The Bank of Korea left its main policy rate unchanged at 0.75% on Thursday as expected. But in a post-decision statement it said it would conduct monetary policy in an accommodative manner in order to mitigate downside risks to the economy and ease volatility in financial markets”.

The support from central banks to ensure availability of cash to businesses and households is reflected in credit markets outperformance with more investment grade issuance likely to emerge in coming days. 

Credit markets have opened on a solid note with sovereign CDS tighter by 4-15bps. The Asia IG Series 33 index moved in by 7 basis points at 128/131.
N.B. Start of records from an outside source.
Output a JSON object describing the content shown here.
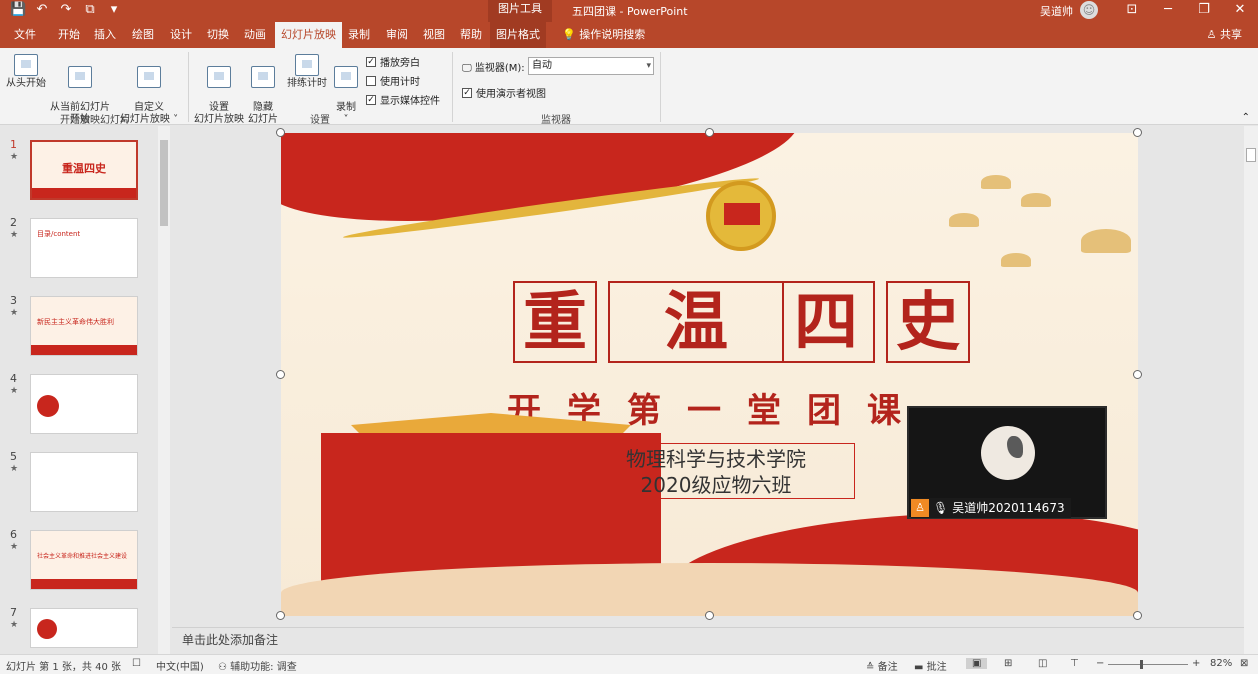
{
  "titlebar": {
    "context_tool": "图片工具",
    "doc_title": "五四团课 - PowerPoint",
    "user_name": "吴道帅",
    "qat": [
      "💾",
      "↶",
      "↷",
      "⧉",
      "▾"
    ],
    "win_buttons": [
      "⊡",
      "─",
      "❐",
      "✕"
    ]
  },
  "tabs": [
    {
      "label": "文件"
    },
    {
      "label": "开始"
    },
    {
      "label": "插入"
    },
    {
      "label": "绘图"
    },
    {
      "label": "设计"
    },
    {
      "label": "切换"
    },
    {
      "label": "动画"
    },
    {
      "label": "幻灯片放映"
    },
    {
      "label": "录制"
    },
    {
      "label": "审阅"
    },
    {
      "label": "视图"
    },
    {
      "label": "帮助"
    },
    {
      "label": "图片格式"
    },
    {
      "label": "操作说明搜索"
    }
  ],
  "share_label": "共享",
  "ribbon": {
    "from_beginning": "从头开始",
    "from_current": "从当前幻灯片\n开始",
    "custom_show": "自定义\n幻灯片放映 ˅",
    "group_start": "开始放映幻灯片",
    "setup_show": "设置\n幻灯片放映",
    "hide_slide": "隐藏\n幻灯片",
    "rehearse": "排练计时",
    "record": "录制\n˅",
    "play_narration": "播放旁白",
    "use_timings": "使用计时",
    "show_media": "显示媒体控件",
    "group_setup": "设置",
    "monitor_label": "监视器(M):",
    "monitor_value": "自动",
    "presenter_view": "使用演示者视图",
    "group_monitor": "监视器"
  },
  "slides": [
    {
      "num": "1",
      "text": "重温四史"
    },
    {
      "num": "2",
      "text": "目录/content"
    },
    {
      "num": "3",
      "text": "新民主主义革命伟大胜利"
    },
    {
      "num": "4",
      "text": ""
    },
    {
      "num": "5",
      "text": ""
    },
    {
      "num": "6",
      "text": "社会主义革命和推进社会主义建设"
    },
    {
      "num": "7",
      "text": ""
    }
  ],
  "slide": {
    "title_chars": [
      "重",
      "温",
      "四",
      "史"
    ],
    "subtitle": "开学第一堂团课",
    "dept": "物理科学与技术学院",
    "class": "2020级应物六班"
  },
  "video": {
    "user_label": "吴道帅2020114673"
  },
  "notes_placeholder": "单击此处添加备注",
  "status": {
    "slide_count": "幻灯片 第 1 张，共 40 张",
    "language": "中文(中国)",
    "accessibility": "辅助功能: 调查",
    "notes": "备注",
    "comments": "批注",
    "zoom": "82%"
  },
  "colors": {
    "ppt_accent": "#b7472a",
    "slide_red": "#c8261d"
  }
}
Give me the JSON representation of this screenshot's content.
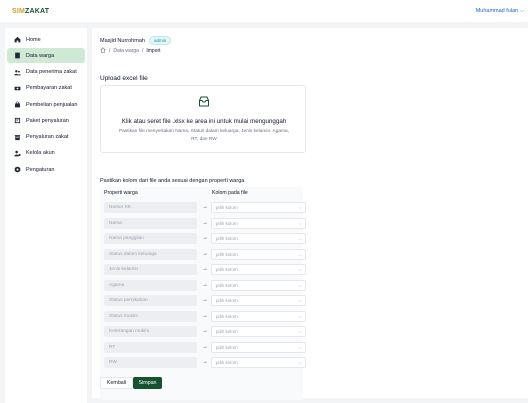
{
  "app": {
    "brand_accent": "SIM",
    "brand_rest": "ZAKAT",
    "user_name": "Muhammad fulan"
  },
  "sidebar": {
    "items": [
      {
        "label": "Home",
        "icon": "home-icon"
      },
      {
        "label": "Data warga",
        "icon": "book-icon",
        "active": true
      },
      {
        "label": "Data penerima zakat",
        "icon": "users-icon"
      },
      {
        "label": "Pembayaran zakat",
        "icon": "money-icon"
      },
      {
        "label": "Pembelian penjualan",
        "icon": "bag-icon"
      },
      {
        "label": "Paket penyaluran",
        "icon": "package-icon"
      },
      {
        "label": "Penyaluran zakat",
        "icon": "box-icon"
      },
      {
        "label": "Kelola akun",
        "icon": "user-manage-icon"
      },
      {
        "label": "Pengaturan",
        "icon": "gear-icon"
      }
    ]
  },
  "header": {
    "user": "Masjid Nurrohmah",
    "role": "admin",
    "breadcrumb": {
      "sep": "/",
      "parent": "Data warga",
      "current": "Import"
    }
  },
  "upload": {
    "title": "Upload excel file",
    "main": "Klik atau seret file .xlsx ke area ini untuk mulai mengunggah",
    "sub": "Pastikan file menyertakan Nama, Status dalam keluarga, Jenis kelamin, Agama, RT, dan RW"
  },
  "mapping": {
    "title": "Pastikan kolom dari file anda sesuai dengan properti warga",
    "header_prop": "Properti warga",
    "header_col": "Kolom pada file",
    "placeholder": "pilih kolom",
    "arrow": "→",
    "chevron": "⌵",
    "rows": [
      "Nomor KK",
      "Nama",
      "Nama panggilan",
      "Status dalam keluarga",
      "Jenis kelamin",
      "Agama",
      "Status pernikahan",
      "Status mukim",
      "Keterangan mukim",
      "RT",
      "RW"
    ]
  },
  "actions": {
    "back": "Kembali",
    "save": "Simpan"
  },
  "colors": {
    "primary": "#14532d",
    "active_bg": "#cfe9d4",
    "link": "#1d64c8",
    "brand_accent": "#c9a227"
  }
}
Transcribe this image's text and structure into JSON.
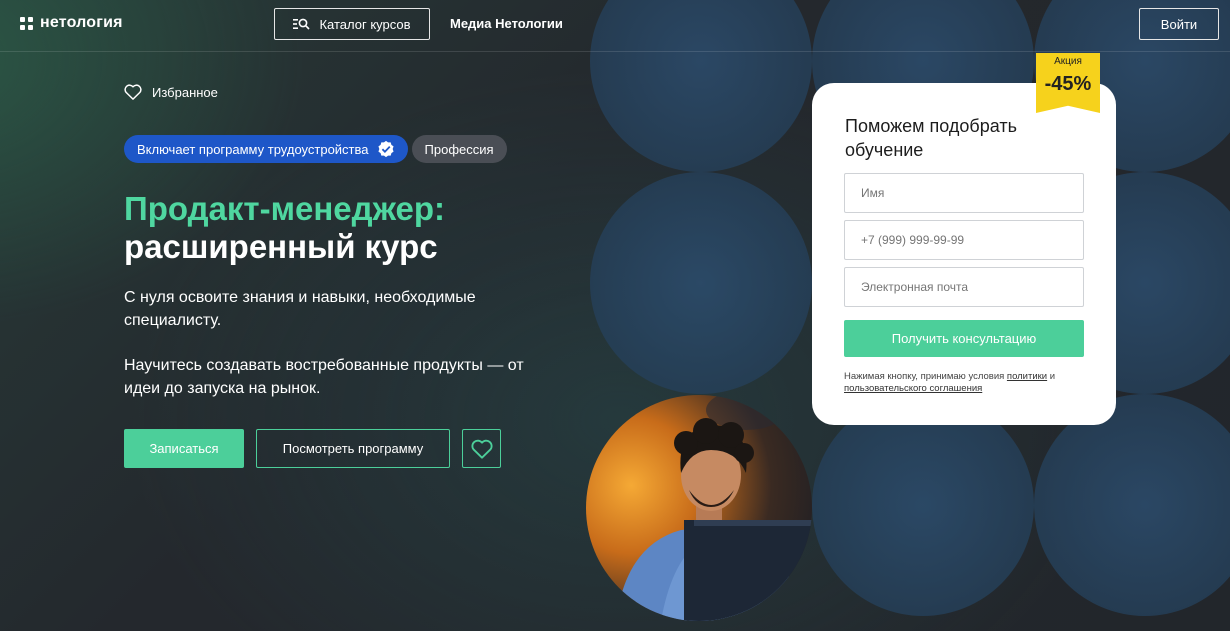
{
  "header": {
    "logo_text": "нетология",
    "catalog_label": "Каталог курсов",
    "media_label": "Медиа Нетологии",
    "login_label": "Войти"
  },
  "hero": {
    "favorites_label": "Избранное",
    "badges": {
      "employment": "Включает программу трудоустройства",
      "type": "Профессия"
    },
    "title_line1": "Продакт-менеджер:",
    "title_line2": "расширенный курс",
    "description_1": "С нуля освоите знания и навыки, необходимые специалисту.",
    "description_2": "Научитесь создавать востребованные продукты — от идеи до запуска на рынок.",
    "signup_label": "Записаться",
    "program_label": "Посмотреть программу"
  },
  "form": {
    "title": "Поможем подобрать обучение",
    "name_placeholder": "Имя",
    "phone_placeholder": "+7 (999) 999-99-99",
    "email_placeholder": "Электронная почта",
    "submit_label": "Получить консультацию",
    "legal_prefix": "Нажимая кнопку, принимаю условия",
    "legal_link1": "политики",
    "legal_and": "и",
    "legal_link2": "пользовательского соглашения"
  },
  "promo": {
    "label": "Акция",
    "value": "-45%"
  },
  "colors": {
    "accent": "#4ccf9a",
    "title_green": "#4fd7a0",
    "badge_blue": "#1e57c8",
    "promo_yellow": "#f6d21c"
  },
  "icons": [
    "logo-icon",
    "catalog-search-icon",
    "heart-icon",
    "verified-check-icon"
  ]
}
“Stresses in the USD rates space are easing, providing a calmer backdrop to global markets still reeling from the Covid-19 hit. Most of this can be attributed by aggressive Fed actions (swap lines and repo facilities) that have ensured that USD funding stresses have largely dissipated,” DBS Bank analysts said in a note.

“Risk appetite appears to be gradually returning as stresses ease. Meanwhile, talks of another US$1 trillion in US fiscal stimulus (on top of US$2 tn, which has already been announced) suggest that issuance pressure will be immense in the coming months.”
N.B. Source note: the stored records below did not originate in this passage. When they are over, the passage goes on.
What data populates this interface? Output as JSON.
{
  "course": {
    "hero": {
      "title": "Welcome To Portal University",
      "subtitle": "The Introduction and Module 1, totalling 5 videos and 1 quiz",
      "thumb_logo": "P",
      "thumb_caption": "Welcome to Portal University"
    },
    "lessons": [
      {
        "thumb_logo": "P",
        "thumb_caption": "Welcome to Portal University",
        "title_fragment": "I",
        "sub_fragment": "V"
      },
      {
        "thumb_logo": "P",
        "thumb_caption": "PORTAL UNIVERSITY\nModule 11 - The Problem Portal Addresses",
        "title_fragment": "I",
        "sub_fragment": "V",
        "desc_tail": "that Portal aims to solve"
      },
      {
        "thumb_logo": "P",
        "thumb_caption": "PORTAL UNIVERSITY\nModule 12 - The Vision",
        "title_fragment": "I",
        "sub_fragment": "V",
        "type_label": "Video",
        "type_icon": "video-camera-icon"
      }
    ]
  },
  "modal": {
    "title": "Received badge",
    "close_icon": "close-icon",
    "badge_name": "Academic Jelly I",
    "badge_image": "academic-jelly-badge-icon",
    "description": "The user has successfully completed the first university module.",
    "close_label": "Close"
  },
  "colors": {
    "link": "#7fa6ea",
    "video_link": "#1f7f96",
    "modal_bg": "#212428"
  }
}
Brent futures added 2.3% and WTI crude rose 5.4% ahead of the OPEC plus meeting of oil producing nations later in the day which is expected to discuss output cuts to boost prices.

The collapse in oil prices has battered energy stocks whose market capitalization dominates many benchmarks. Oil producers like Shell have already announced significant cuts in their capital expenditure and share buyback plans. ExxonMobil said capital investments will fall to about $23 billion from a previously announced $33 billion.


Umesh Desai

Umesh Desai is the Executive Editor at Asia Financial. Prior to this he spent over two decades with Reuters News as Asia Pacific Chief Correspondent in Hong Kong and Bureau Chief in Bombay. Before becoming a journalist Umesh was a credit ratings analyst with Moody's arm in India - ICRA. A chartered accountant by training, Umesh began his career as an equity analyst. His Twitter handle is @umesh_desai


AF China Bond